Records from a collection:
************
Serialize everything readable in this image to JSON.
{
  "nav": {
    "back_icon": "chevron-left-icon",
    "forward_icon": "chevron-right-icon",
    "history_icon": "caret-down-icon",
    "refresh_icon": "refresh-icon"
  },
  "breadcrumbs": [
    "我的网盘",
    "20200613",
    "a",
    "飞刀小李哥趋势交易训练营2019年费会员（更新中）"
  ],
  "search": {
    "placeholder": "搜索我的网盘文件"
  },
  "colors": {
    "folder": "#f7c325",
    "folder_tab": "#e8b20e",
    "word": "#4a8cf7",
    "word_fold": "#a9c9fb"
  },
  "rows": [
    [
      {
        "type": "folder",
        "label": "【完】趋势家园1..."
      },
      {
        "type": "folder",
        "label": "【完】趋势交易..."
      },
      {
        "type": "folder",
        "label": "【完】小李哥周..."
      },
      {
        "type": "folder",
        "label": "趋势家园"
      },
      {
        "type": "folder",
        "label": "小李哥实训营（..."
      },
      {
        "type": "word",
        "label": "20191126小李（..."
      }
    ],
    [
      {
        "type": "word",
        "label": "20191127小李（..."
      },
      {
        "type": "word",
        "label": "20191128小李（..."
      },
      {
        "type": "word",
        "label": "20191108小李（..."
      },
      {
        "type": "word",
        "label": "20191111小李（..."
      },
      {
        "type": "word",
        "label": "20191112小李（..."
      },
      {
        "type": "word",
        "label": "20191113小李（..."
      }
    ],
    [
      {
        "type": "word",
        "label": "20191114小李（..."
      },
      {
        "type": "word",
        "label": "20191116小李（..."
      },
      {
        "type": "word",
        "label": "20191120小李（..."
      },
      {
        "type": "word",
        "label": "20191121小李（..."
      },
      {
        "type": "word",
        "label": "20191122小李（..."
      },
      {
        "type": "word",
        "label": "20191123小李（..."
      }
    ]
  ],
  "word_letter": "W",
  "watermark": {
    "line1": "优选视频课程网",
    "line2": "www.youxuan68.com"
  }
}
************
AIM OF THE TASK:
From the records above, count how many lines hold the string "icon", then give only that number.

EXPECTED ANSWER:
4